Did you find any other demographic differences in terms of creative performance?

This is an interesting question. However, it is one that we cannot shed light on because it was outside of the scope of our work. In our research, we specifically searched for studies that reported participants' gender and their creative performance. Altogether, we reviewed 259 studies to draw conclusions about gender's effect on creative performance. We did not, however, examine other demographic differences in this study. It absolutely remains possible that there are other demographic attributes that may affect one's creativity, but it is a question that will have to be addressed in future work.

After conducting your research, are you more likely to view creativity as having a stark gender divide?

This is a very fascinating question — one that our research team was curious about as we started to work on this project. Our findings indicate that the overall gender difference in creative performance is small — and the gap is contextually dependent. Having said that, the gender disparity in creative performance that we observed in our study is comparable in magnitude/size to the gender gap seen in self-esteem, talkativeness, leadership emergence, or initiation of negotiations.

Considering women now form nearly half of the working population (or at least they did in the pre-COVID world), any sort of gender divide, however small, is problematic for both women employees as well as organizations that employ them as they are unable to tap the full potential of all their employees.

Moreover, an interesting finding of our study is how the creative performance gender gap is contingent on the context. For instance, we find that the gender difference in creative performance was larger in older times as compared to recent times. In addition, our results highlight that some cultures that are more gender-egalitarian or focus on eliminating status hierarchies or those that are more altruistic are able to provide a more conducive environment for the creativity of men and women. As such, we see a smaller gender gap in those cultures. Whereas in cultures that are more assertive, we see a larger gender difference in creative performance. Altogether, while the overall gender divide in creative performance can be considered small in size, it is important that we take into account the context within which creators are embedded as we think about the creative performance of men and women.

Do you have plans for follow-up research? Where would you like to see research on creativity go in the future?

Certainly. Working on this project, we realized the issue of the gender gap in creative performance is far more nuanced than originally thought, and several questions remain unanswered. It is not just about who is more creative, but more about when either of the genders are able to generate creative output, or why a difference in creative performance even exists.

Although the gender divide in creative performance may seem small, it cannot be ignored that previous research provides evidence about the relative equality in men's and women's creative abilities.
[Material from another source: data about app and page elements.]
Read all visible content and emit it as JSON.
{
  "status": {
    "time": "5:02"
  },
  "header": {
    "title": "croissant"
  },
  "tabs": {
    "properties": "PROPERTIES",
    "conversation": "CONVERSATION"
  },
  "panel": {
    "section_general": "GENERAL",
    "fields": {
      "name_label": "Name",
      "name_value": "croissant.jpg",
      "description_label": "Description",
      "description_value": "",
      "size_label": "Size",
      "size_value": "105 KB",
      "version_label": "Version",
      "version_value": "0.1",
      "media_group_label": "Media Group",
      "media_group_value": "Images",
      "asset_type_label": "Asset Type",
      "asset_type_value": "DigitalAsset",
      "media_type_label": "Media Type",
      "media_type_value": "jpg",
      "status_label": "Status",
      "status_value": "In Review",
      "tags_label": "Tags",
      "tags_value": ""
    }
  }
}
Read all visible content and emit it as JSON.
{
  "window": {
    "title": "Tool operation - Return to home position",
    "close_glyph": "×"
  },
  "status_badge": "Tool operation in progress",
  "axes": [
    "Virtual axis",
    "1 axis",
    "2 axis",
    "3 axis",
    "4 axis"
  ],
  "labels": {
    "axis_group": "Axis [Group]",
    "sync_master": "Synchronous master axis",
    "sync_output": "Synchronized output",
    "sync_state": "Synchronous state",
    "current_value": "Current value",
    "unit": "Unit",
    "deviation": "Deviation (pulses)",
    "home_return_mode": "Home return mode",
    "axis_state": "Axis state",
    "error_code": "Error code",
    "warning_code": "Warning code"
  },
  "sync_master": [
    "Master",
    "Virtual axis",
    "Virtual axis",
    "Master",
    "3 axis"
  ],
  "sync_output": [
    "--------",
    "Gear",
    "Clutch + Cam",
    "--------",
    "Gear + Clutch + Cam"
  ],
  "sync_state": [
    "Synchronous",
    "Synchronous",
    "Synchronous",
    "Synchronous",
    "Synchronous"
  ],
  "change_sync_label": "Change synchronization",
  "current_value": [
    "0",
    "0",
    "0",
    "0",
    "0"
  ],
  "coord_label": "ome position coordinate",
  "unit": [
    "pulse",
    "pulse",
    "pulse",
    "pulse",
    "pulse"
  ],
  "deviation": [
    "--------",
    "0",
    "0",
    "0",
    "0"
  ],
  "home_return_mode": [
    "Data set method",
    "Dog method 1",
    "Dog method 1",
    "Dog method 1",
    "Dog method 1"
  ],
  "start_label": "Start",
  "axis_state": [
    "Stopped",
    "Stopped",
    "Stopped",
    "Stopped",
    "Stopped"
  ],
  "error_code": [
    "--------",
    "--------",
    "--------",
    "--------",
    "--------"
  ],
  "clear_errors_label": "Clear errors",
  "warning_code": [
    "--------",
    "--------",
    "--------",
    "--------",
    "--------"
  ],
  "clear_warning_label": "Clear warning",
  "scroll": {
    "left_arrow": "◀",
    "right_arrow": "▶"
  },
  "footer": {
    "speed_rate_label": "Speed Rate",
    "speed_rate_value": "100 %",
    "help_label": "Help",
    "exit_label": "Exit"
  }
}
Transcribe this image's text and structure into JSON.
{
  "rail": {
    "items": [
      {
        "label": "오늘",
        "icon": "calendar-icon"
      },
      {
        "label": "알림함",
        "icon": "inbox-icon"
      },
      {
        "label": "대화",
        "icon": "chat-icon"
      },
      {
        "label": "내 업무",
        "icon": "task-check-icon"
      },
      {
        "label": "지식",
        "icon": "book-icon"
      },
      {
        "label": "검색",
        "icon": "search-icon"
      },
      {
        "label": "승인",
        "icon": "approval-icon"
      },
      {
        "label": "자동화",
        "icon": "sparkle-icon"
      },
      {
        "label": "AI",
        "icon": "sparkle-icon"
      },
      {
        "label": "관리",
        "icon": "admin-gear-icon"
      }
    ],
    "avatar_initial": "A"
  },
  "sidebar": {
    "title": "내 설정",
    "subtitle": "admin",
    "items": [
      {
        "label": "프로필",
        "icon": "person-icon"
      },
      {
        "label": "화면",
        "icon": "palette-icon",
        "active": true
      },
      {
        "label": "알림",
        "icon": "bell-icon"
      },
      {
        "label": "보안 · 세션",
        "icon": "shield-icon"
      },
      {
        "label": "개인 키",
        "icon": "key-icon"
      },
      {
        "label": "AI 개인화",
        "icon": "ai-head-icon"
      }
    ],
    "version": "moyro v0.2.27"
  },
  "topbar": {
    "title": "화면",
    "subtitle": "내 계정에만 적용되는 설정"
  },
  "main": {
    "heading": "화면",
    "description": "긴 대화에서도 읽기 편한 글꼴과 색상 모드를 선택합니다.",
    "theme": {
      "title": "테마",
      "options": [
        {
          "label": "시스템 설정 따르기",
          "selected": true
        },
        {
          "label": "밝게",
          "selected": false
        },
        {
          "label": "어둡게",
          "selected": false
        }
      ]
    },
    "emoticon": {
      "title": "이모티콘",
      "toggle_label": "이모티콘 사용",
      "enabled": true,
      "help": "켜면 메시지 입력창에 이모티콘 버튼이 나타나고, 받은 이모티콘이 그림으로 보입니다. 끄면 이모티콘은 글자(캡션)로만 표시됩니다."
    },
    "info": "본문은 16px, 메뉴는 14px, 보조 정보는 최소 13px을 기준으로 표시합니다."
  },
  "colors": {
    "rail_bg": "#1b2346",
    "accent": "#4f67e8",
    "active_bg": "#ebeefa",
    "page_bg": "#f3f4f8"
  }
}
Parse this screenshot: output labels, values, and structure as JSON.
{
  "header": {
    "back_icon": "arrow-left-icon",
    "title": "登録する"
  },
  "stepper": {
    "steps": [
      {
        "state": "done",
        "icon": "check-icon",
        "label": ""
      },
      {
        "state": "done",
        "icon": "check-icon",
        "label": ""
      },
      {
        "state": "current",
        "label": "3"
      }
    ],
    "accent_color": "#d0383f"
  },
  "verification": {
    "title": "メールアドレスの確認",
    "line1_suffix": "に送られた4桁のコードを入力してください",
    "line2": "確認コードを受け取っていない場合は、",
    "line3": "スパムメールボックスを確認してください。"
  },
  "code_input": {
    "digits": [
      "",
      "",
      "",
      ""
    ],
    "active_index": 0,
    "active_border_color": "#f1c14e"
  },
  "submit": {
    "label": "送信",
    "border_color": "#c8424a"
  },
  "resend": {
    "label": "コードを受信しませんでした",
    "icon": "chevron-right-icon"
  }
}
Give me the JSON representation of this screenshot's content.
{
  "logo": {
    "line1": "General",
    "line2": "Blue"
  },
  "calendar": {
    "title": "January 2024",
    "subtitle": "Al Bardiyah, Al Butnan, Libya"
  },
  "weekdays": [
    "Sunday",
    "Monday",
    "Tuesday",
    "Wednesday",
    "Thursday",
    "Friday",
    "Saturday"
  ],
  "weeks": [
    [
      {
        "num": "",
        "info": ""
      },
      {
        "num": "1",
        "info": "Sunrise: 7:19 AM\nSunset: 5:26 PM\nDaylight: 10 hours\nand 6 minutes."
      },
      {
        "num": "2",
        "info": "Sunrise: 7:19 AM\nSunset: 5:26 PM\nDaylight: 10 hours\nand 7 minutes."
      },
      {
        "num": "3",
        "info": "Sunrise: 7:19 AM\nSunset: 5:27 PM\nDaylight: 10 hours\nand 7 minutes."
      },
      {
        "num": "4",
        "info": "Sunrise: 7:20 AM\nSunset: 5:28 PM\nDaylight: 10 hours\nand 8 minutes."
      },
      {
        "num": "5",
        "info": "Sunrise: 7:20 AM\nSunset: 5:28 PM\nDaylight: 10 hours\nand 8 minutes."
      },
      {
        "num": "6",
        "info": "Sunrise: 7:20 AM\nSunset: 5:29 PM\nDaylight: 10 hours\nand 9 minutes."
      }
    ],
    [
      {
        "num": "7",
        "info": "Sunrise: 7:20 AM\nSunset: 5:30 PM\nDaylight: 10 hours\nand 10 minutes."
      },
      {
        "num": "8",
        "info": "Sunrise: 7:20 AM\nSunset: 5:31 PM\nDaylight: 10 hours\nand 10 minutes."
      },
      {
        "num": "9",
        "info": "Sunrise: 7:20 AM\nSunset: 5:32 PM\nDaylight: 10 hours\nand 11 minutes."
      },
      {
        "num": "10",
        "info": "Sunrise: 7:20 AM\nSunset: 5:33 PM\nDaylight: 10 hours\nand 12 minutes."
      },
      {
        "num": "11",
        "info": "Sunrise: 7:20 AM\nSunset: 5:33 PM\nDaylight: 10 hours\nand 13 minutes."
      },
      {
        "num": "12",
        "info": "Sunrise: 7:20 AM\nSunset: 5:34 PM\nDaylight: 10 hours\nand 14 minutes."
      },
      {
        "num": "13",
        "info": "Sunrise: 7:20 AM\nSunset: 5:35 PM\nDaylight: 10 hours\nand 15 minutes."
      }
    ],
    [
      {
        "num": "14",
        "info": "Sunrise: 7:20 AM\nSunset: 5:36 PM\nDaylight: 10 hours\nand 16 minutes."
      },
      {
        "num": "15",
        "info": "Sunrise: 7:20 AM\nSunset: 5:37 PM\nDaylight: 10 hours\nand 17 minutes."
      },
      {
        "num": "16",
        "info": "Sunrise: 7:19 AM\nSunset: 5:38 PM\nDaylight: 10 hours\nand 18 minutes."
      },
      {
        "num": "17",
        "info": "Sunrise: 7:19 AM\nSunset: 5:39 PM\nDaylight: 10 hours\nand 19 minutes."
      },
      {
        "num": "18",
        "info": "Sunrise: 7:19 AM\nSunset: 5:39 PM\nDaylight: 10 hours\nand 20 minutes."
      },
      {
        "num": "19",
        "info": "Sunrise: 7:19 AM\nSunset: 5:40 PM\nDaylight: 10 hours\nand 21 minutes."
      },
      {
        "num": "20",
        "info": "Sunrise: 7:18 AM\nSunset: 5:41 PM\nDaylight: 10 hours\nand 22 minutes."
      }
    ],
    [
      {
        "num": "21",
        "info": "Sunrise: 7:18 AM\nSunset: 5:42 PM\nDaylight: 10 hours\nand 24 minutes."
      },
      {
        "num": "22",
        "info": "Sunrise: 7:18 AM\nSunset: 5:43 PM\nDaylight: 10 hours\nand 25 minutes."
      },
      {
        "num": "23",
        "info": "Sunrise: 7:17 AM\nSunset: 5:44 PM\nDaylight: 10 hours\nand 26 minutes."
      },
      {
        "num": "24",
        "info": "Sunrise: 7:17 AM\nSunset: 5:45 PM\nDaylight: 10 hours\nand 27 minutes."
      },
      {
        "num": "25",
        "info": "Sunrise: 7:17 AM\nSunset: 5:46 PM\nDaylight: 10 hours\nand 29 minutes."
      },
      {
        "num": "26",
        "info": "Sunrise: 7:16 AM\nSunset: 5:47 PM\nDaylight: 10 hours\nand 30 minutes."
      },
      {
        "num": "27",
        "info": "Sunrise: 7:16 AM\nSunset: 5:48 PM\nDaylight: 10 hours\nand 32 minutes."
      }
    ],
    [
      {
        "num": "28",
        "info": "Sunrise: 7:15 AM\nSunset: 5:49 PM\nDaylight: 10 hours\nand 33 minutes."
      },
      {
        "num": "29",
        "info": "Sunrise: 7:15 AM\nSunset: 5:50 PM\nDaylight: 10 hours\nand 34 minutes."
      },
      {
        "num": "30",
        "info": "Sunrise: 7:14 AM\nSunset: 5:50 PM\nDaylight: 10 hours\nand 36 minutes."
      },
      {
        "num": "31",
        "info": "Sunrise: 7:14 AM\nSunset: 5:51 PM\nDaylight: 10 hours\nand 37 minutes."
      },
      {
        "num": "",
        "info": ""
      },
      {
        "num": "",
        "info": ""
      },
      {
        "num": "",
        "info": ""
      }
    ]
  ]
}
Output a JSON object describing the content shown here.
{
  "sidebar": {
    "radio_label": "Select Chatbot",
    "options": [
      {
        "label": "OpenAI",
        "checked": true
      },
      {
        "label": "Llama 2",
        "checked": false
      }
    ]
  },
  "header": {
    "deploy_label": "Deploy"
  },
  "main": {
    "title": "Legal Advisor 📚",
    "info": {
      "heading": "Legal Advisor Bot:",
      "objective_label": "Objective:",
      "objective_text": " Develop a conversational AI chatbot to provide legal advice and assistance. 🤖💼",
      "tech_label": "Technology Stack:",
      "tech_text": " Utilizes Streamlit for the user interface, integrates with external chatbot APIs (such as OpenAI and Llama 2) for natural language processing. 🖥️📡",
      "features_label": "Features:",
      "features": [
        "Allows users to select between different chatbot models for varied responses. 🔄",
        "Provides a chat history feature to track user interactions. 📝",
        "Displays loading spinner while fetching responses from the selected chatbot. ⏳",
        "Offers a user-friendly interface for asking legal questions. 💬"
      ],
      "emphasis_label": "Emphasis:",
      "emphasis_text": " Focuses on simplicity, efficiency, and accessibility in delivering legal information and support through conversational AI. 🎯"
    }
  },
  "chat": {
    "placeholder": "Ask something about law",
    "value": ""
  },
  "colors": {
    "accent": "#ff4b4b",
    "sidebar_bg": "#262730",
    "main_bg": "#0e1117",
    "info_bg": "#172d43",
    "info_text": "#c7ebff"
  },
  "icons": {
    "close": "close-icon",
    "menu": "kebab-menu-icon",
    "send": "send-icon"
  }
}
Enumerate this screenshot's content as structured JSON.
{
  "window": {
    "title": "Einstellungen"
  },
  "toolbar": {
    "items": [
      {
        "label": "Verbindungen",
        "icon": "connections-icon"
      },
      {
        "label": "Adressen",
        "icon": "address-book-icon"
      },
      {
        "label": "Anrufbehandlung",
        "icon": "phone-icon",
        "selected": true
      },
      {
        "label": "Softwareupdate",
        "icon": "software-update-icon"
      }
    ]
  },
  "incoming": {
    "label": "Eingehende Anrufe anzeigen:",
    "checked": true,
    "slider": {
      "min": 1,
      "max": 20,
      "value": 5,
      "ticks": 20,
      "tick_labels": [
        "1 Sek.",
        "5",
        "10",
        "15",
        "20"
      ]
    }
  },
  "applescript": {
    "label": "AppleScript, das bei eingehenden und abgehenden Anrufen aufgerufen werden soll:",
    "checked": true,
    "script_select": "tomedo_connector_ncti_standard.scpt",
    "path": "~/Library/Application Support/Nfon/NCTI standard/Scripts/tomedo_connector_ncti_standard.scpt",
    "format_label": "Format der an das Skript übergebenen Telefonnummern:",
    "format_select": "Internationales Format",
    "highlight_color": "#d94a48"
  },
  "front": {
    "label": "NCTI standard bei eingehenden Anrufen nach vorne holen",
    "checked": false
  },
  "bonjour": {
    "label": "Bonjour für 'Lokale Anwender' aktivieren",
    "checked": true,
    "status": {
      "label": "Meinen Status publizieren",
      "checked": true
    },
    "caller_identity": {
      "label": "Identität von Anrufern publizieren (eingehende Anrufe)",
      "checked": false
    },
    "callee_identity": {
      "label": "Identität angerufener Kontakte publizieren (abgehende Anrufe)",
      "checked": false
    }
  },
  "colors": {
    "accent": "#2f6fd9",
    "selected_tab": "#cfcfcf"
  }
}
So if the capability to be creative is equivalent across genders, then why does their performance vary? In this study, we examined gender roles and their effect on how men's and women's creativity is perceived, but it is likely that there are other factors that affect the creative process of men and women.